## ABOUT THIS EXERCISE
Take the entries below and give them back exactly. Leave out nothing.

## INFORMATION GIVEN
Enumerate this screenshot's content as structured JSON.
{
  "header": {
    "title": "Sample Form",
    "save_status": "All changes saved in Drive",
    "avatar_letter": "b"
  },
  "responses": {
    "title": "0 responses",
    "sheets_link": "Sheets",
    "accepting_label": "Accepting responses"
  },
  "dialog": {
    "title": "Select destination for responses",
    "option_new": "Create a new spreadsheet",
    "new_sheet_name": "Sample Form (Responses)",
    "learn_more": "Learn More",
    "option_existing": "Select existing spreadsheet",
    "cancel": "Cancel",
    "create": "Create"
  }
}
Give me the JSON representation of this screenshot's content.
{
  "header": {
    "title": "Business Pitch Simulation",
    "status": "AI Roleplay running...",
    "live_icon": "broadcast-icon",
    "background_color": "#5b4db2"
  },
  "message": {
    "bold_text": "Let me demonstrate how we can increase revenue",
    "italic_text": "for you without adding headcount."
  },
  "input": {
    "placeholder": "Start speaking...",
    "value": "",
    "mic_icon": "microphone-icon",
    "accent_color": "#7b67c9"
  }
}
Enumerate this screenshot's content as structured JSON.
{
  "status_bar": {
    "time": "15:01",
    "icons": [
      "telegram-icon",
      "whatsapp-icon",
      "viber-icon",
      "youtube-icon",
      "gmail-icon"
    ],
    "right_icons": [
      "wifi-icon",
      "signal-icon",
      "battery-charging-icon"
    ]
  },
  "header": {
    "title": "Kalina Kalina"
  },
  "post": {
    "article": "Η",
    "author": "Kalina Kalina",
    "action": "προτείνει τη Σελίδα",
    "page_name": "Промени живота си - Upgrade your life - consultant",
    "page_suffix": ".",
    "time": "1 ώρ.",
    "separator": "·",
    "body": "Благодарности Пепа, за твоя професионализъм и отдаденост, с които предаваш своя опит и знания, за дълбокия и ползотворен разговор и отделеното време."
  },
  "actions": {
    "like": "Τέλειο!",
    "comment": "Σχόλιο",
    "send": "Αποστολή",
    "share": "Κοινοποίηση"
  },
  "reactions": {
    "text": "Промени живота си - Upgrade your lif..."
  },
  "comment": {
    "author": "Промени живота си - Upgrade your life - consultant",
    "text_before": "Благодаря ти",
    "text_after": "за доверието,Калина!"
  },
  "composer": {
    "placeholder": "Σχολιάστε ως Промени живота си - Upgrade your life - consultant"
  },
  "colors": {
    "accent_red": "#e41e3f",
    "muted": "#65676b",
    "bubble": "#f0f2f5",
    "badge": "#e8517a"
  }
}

## EXERCISE RESPONSE
Enumerate this screenshot's content as structured JSON.
{
  "header": {
    "title": "Sample Form",
    "save_status": "All changes saved in Drive",
    "avatar_letter": "b"
  },
  "responses": {
    "title": "0 responses",
    "sheets_link": "Sheets",
    "accepting_label": "Accepting responses"
  },
  "dialog": {
    "title": "Select destination for responses",
    "option_new": "Create a new spreadsheet",
    "new_sheet_name": "Sample Form (Responses)",
    "learn_more": "Learn More",
    "option_existing": "Select existing spreadsheet",
    "cancel": "Cancel",
    "create": "Create"
  }
}
Give me the JSON representation of this screenshot's content.
{
  "header": {
    "title": "Business Pitch Simulation",
    "status": "AI Roleplay running...",
    "live_icon": "broadcast-icon",
    "background_color": "#5b4db2"
  },
  "message": {
    "bold_text": "Let me demonstrate how we can increase revenue",
    "italic_text": "for you without adding headcount."
  },
  "input": {
    "placeholder": "Start speaking...",
    "value": "",
    "mic_icon": "microphone-icon",
    "accent_color": "#7b67c9"
  }
}
Enumerate this screenshot's content as structured JSON.
{
  "status_bar": {
    "time": "15:01",
    "icons": [
      "telegram-icon",
      "whatsapp-icon",
      "viber-icon",
      "youtube-icon",
      "gmail-icon"
    ],
    "right_icons": [
      "wifi-icon",
      "signal-icon",
      "battery-charging-icon"
    ]
  },
  "header": {
    "title": "Kalina Kalina"
  },
  "post": {
    "article": "Η",
    "author": "Kalina Kalina",
    "action": "προτείνει τη Σελίδα",
    "page_name": "Промени живота си - Upgrade your life - consultant",
    "page_suffix": ".",
    "time": "1 ώρ.",
    "separator": "·",
    "body": "Благодарности Пепа, за твоя професионализъм и отдаденост, с които предаваш своя опит и знания, за дълбокия и ползотворен разговор и отделеното време."
  },
  "actions": {
    "like": "Τέλειο!",
    "comment": "Σχόλιο",
    "send": "Αποστολή",
    "share": "Κοινοποίηση"
  },
  "reactions": {
    "text": "Промени живота си - Upgrade your lif..."
  },
  "comment": {
    "author": "Промени живота си - Upgrade your life - consultant",
    "text_before": "Благодаря ти",
    "text_after": "за доверието,Калина!"
  },
  "composer": {
    "placeholder": "Σχολιάστε ως Промени живота си - Upgrade your life - consultant"
  },
  "colors": {
    "accent_red": "#e41e3f",
    "muted": "#65676b",
    "bubble": "#f0f2f5",
    "badge": "#e8517a"
  }
}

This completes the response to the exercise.